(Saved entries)
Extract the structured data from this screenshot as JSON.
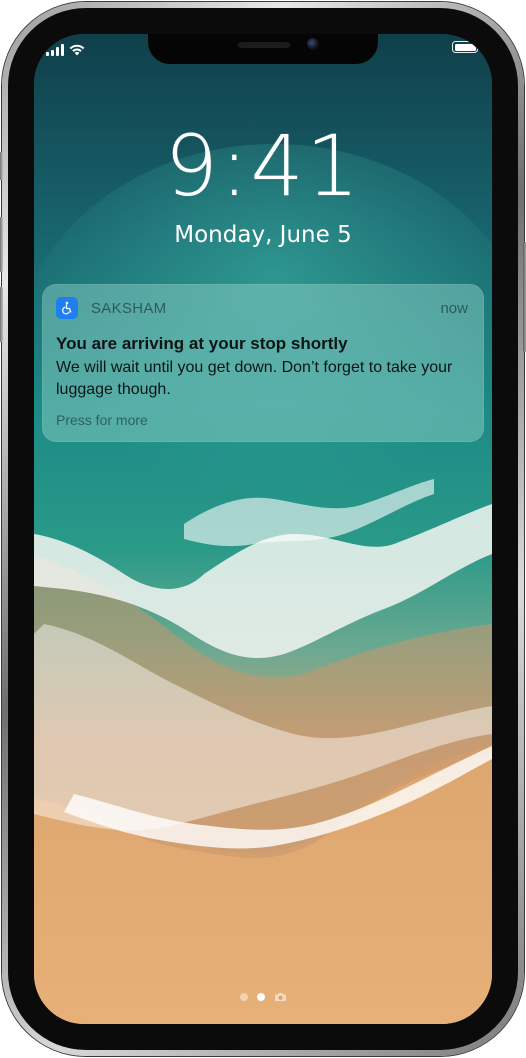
{
  "status_bar": {
    "signal_icon": "cellular-signal-icon",
    "wifi_icon": "wifi-icon",
    "battery_icon": "battery-icon",
    "battery_level": 1.0
  },
  "lock_screen": {
    "time": "9:41",
    "date": "Monday, June 5"
  },
  "notification": {
    "app_icon": "accessibility-wheelchair-icon",
    "app_icon_color": "#1e7ff0",
    "app_name": "SAKSHAM",
    "time": "now",
    "title": "You are arriving at your stop shortly",
    "body": "We will wait until you get down. Don’t forget to take your luggage though.",
    "action_hint": "Press for more"
  },
  "page_indicator": {
    "pages": [
      "dot",
      "dot",
      "camera"
    ],
    "active_index": 1
  }
}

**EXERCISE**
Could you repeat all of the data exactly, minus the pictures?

**RESPONSE**
Extract the structured data from this screenshot as JSON.
{
  "status_bar": {
    "signal_icon": "cellular-signal-icon",
    "wifi_icon": "wifi-icon",
    "battery_icon": "battery-icon",
    "battery_level": 1.0
  },
  "lock_screen": {
    "time": "9:41",
    "date": "Monday, June 5"
  },
  "notification": {
    "app_icon": "accessibility-wheelchair-icon",
    "app_icon_color": "#1e7ff0",
    "app_name": "SAKSHAM",
    "time": "now",
    "title": "You are arriving at your stop shortly",
    "body": "We will wait until you get down. Don’t forget to take your luggage though.",
    "action_hint": "Press for more"
  },
  "page_indicator": {
    "pages": [
      "dot",
      "dot",
      "camera"
    ],
    "active_index": 1
  }
}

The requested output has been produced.